[Opening MATERIAL SHOWN section]

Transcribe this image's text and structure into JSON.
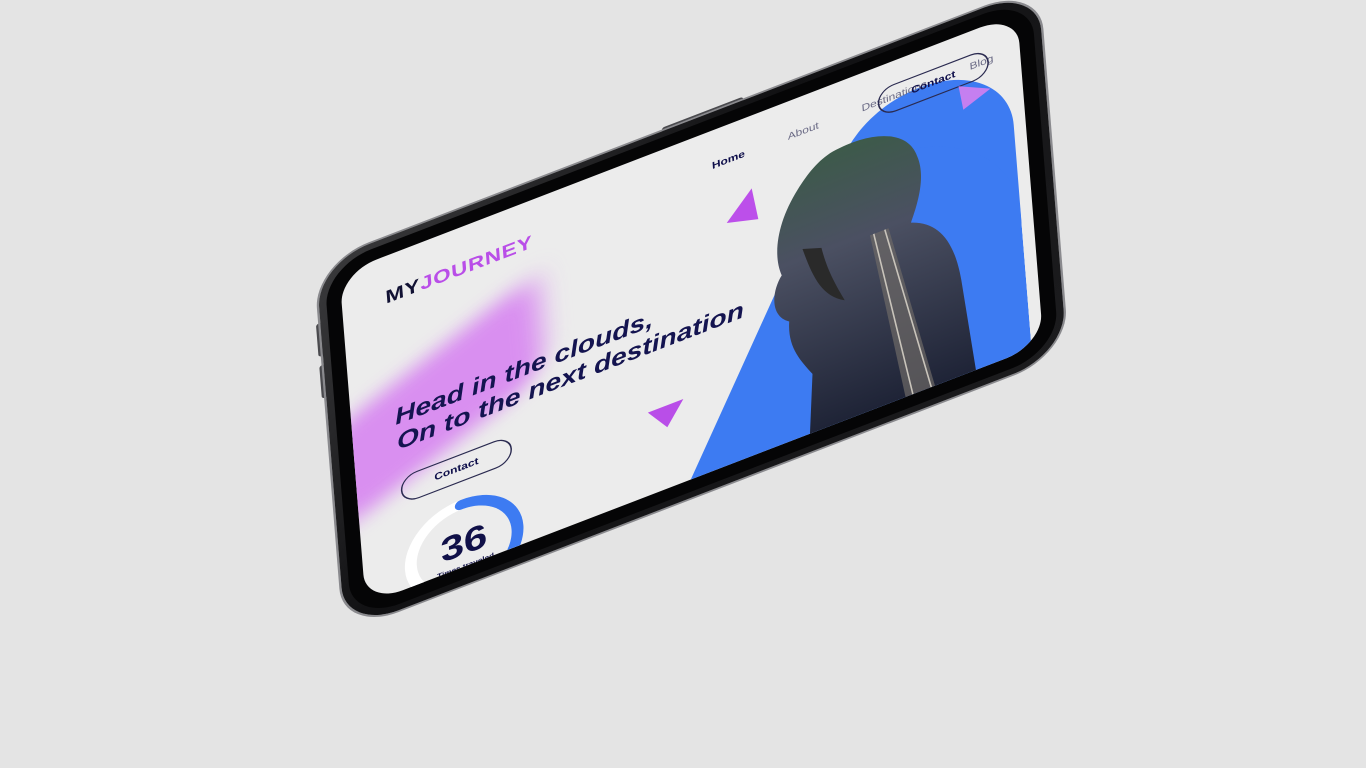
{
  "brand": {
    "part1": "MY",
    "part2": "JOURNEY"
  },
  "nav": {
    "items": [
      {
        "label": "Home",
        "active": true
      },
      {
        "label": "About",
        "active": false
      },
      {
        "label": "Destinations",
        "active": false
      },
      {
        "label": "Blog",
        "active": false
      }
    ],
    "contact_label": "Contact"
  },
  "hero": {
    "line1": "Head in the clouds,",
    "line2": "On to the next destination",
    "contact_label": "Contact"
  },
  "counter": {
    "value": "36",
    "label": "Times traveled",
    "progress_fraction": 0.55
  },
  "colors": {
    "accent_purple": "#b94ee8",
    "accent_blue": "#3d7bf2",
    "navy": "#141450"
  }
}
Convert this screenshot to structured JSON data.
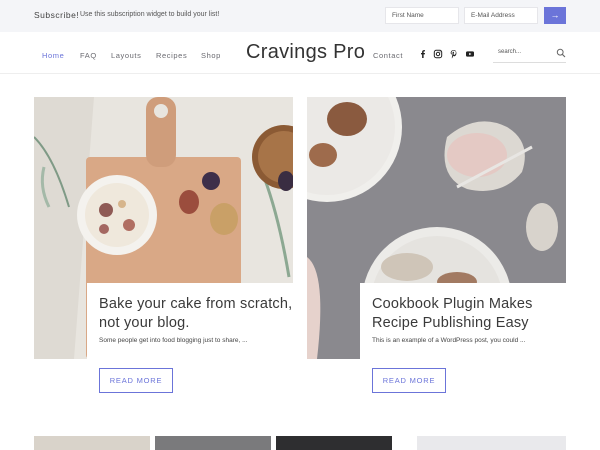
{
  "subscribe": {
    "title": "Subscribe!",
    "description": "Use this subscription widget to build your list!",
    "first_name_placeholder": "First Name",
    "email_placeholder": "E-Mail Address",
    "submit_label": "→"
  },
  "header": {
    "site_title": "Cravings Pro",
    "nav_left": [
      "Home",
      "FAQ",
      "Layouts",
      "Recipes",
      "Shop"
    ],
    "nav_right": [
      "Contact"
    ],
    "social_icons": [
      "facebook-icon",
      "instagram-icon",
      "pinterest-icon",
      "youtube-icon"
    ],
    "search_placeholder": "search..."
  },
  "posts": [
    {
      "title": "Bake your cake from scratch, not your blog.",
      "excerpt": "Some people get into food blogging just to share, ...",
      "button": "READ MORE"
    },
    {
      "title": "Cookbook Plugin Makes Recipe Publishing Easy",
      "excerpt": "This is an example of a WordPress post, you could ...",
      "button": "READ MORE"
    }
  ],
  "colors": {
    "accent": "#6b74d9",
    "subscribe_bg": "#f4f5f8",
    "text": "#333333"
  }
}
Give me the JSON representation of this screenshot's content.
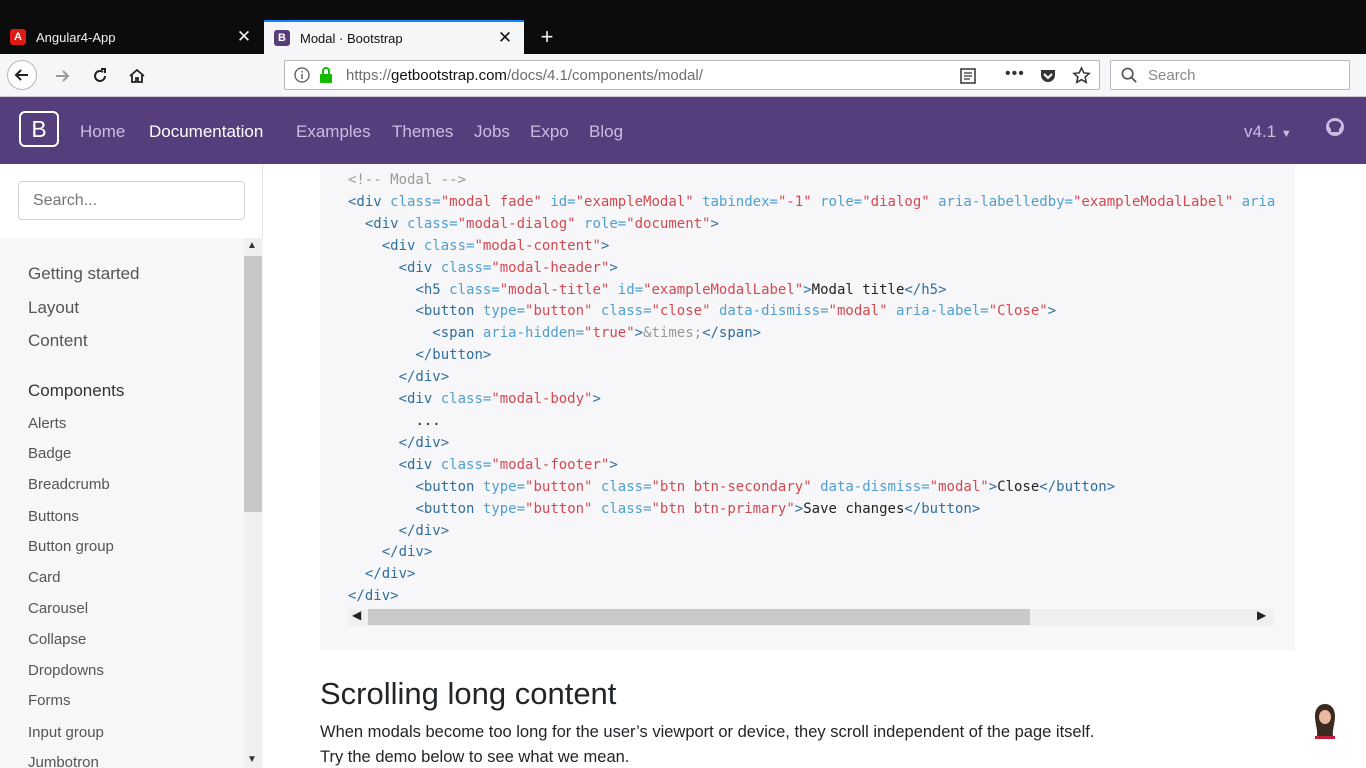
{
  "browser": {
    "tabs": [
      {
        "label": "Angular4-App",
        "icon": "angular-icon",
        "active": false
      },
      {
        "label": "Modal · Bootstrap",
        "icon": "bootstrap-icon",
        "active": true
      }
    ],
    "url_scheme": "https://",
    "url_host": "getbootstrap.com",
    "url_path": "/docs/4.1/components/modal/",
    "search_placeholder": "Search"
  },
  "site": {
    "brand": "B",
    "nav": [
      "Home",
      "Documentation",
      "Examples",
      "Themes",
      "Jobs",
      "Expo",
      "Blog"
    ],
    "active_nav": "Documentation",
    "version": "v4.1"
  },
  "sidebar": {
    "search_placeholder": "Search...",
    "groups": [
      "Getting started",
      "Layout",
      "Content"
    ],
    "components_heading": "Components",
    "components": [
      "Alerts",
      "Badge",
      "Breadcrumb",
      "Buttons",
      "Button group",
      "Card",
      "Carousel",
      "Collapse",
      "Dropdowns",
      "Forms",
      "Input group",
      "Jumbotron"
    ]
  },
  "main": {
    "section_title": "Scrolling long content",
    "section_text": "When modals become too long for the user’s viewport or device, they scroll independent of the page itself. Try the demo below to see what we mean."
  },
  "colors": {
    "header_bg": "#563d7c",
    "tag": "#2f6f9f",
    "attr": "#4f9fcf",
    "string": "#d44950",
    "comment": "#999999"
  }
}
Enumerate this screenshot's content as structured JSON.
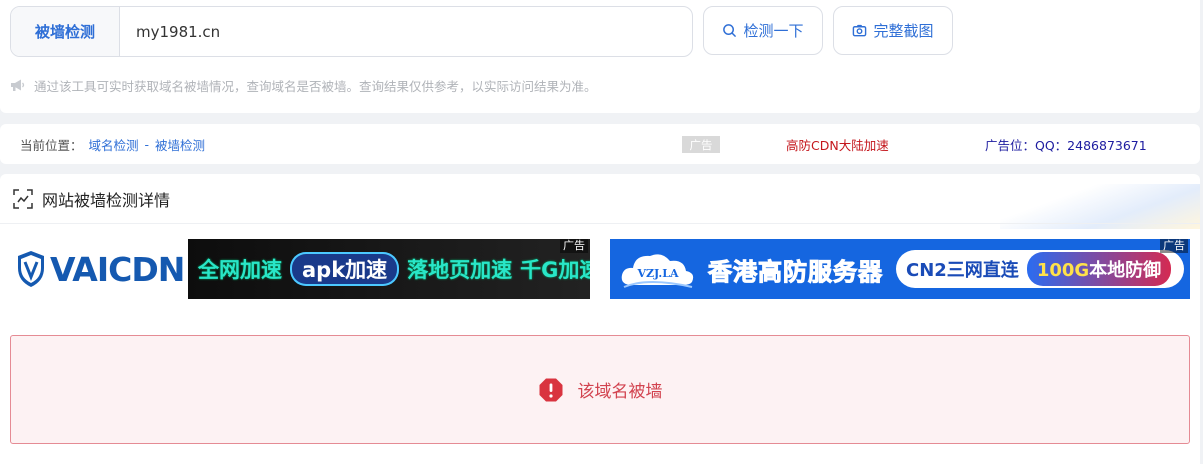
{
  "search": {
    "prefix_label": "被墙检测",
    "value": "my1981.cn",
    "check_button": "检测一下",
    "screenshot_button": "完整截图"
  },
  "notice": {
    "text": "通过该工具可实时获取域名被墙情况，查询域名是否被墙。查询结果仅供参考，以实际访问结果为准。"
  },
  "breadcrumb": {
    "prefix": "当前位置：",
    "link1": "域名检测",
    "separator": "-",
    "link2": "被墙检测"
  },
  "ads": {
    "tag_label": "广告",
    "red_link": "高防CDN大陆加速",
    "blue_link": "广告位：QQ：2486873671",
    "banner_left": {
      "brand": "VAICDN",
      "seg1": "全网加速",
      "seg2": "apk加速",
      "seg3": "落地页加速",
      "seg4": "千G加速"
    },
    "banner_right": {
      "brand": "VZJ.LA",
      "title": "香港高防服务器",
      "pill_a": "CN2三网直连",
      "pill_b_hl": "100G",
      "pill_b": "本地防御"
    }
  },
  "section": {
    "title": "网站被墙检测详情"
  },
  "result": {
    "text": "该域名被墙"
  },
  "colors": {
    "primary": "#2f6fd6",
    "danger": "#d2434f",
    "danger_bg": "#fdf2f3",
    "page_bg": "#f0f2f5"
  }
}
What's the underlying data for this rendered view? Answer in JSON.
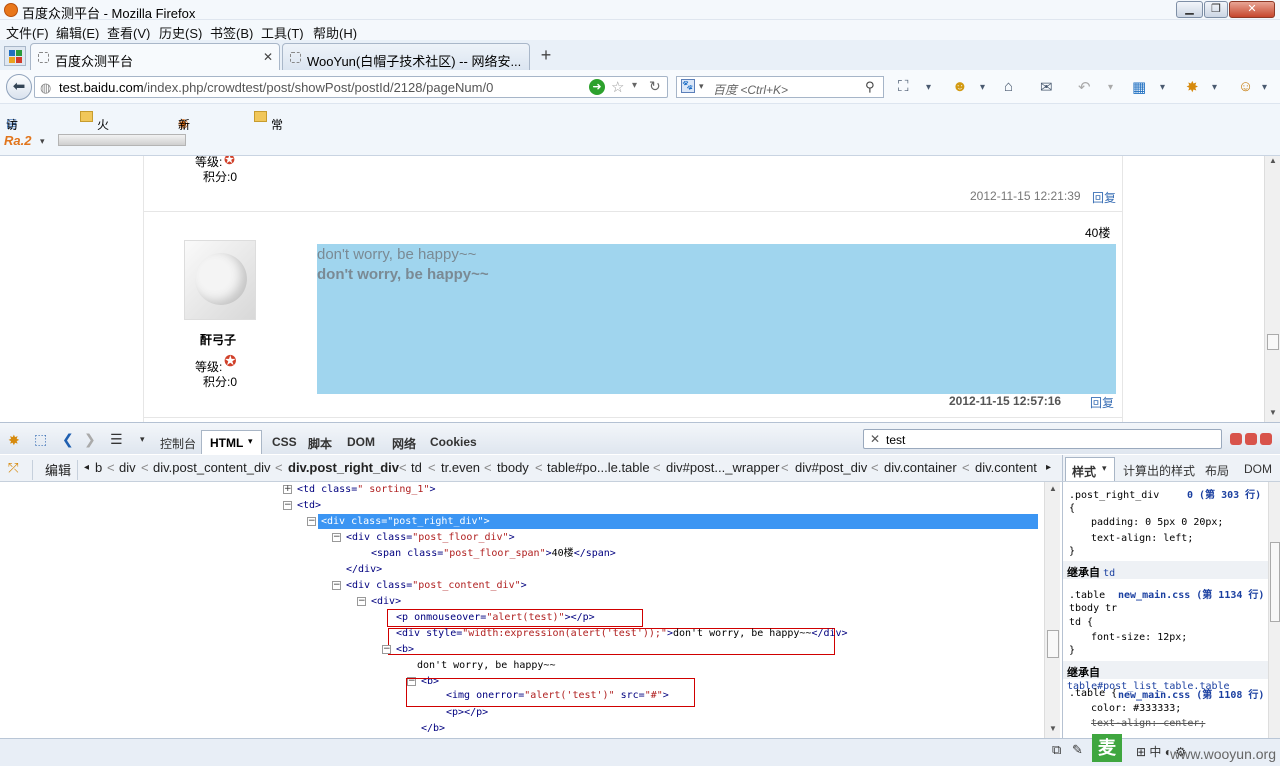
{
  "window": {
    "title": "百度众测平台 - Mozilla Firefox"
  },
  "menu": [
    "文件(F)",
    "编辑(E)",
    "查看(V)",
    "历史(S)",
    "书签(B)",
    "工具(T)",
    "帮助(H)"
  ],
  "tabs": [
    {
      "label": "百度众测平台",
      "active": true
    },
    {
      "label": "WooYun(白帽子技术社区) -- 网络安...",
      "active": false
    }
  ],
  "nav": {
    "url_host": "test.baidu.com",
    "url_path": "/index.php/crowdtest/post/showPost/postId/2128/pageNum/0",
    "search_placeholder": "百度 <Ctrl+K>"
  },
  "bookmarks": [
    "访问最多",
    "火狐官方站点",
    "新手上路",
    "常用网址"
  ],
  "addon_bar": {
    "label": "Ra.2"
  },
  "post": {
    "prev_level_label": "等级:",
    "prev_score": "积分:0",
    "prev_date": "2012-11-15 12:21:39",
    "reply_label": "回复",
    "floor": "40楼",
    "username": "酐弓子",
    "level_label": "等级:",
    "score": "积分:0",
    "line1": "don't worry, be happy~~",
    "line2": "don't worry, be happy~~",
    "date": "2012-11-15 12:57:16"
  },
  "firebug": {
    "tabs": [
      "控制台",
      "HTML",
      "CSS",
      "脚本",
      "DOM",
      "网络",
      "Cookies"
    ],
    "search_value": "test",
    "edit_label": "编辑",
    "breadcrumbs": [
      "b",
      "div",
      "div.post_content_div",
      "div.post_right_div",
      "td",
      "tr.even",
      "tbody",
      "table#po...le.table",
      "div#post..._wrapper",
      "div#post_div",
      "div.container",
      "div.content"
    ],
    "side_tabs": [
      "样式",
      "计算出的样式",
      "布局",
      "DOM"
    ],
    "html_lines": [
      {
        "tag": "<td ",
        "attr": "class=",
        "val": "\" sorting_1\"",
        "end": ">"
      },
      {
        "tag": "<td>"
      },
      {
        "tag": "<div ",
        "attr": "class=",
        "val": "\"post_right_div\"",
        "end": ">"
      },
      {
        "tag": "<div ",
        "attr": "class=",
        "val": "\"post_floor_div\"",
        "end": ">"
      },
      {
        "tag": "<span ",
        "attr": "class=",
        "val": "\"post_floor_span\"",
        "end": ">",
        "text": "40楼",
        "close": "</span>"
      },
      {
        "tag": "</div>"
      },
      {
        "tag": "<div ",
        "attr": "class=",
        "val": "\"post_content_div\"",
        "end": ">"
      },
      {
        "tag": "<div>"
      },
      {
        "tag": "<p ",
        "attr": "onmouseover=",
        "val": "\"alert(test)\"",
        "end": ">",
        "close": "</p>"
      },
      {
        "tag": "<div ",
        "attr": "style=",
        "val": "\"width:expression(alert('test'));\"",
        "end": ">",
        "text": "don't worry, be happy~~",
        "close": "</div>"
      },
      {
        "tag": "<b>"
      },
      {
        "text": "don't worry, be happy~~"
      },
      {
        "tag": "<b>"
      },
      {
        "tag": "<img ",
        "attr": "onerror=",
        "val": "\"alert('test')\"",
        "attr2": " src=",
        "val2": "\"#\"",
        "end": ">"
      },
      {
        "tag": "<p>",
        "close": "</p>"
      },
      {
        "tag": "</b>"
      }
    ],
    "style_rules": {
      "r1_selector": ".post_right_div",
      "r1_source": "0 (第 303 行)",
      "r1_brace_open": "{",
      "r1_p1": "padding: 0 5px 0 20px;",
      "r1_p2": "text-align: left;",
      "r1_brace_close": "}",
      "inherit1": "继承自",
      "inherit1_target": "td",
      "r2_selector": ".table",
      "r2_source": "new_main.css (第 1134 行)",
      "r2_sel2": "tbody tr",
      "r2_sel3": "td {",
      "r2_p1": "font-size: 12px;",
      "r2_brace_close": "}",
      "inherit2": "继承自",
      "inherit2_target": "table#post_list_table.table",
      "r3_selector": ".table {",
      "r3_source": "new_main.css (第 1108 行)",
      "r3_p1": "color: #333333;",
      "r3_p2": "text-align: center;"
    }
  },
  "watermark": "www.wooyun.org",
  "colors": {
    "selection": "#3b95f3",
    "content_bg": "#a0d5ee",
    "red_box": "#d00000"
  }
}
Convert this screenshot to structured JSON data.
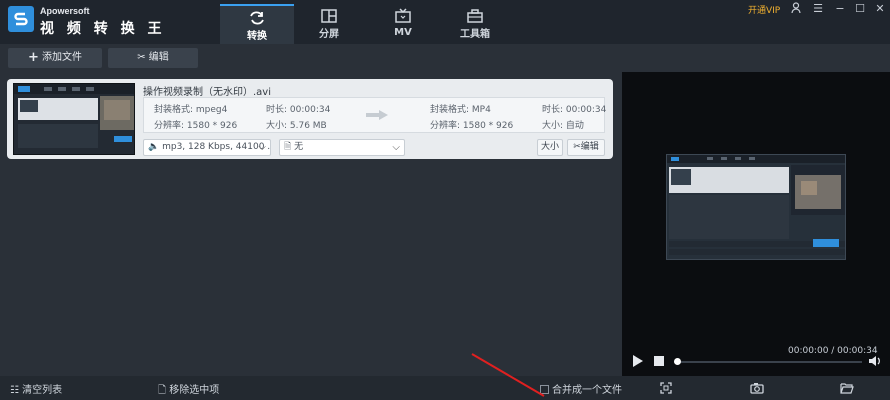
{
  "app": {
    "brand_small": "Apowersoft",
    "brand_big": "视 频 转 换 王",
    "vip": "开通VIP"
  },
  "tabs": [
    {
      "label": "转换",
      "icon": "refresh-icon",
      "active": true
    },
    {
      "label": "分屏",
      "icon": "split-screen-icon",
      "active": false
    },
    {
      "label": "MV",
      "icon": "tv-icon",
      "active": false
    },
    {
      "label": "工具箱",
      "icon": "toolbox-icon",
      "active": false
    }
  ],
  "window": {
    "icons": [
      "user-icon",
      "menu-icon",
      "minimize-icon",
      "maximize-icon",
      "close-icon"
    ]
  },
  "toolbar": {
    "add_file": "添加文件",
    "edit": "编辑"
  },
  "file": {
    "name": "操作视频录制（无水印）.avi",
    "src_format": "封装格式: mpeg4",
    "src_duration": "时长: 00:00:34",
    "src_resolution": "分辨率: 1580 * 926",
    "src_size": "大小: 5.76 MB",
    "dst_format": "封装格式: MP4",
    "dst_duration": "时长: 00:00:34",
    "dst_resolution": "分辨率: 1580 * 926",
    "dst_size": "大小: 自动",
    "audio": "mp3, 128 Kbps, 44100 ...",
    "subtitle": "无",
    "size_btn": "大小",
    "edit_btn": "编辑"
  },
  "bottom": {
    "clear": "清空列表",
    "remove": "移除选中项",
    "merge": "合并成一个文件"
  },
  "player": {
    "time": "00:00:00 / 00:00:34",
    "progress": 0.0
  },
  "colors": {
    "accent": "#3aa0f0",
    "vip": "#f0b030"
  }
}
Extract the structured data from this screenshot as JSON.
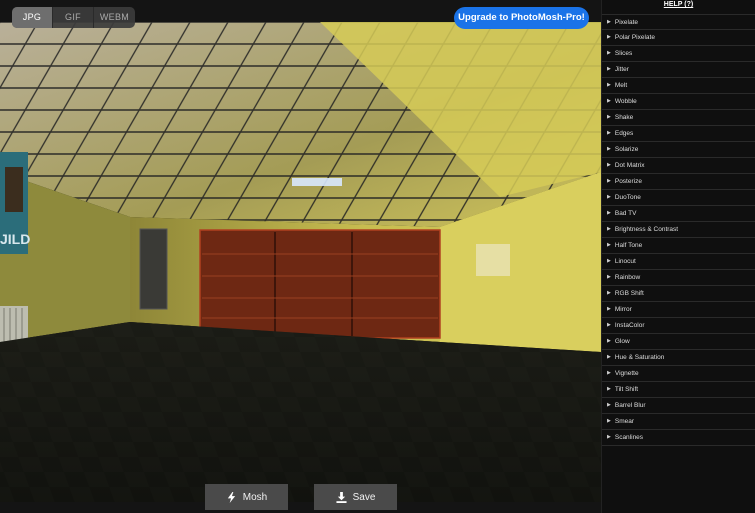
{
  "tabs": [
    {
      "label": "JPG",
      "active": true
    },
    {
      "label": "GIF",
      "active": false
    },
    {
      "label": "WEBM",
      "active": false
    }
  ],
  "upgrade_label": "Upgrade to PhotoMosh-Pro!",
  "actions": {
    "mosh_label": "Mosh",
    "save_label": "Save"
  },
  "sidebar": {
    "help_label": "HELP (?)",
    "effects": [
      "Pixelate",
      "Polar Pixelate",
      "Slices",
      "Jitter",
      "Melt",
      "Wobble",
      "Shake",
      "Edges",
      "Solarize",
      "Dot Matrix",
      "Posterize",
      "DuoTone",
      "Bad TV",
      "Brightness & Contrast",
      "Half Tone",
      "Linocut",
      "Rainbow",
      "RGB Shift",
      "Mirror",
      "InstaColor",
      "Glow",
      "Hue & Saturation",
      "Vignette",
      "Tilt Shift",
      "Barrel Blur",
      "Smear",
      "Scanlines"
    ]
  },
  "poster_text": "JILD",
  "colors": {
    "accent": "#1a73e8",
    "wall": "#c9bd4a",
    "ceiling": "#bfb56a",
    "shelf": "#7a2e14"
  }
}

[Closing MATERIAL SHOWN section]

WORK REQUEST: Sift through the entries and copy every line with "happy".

YOUR SOLUTION:
    "line1": "don't worry, be happy~~",
    "line2": "don't worry, be happy~~",
        "text": "don't worry, be happy~~",
        "text": "don't worry, be happy~~"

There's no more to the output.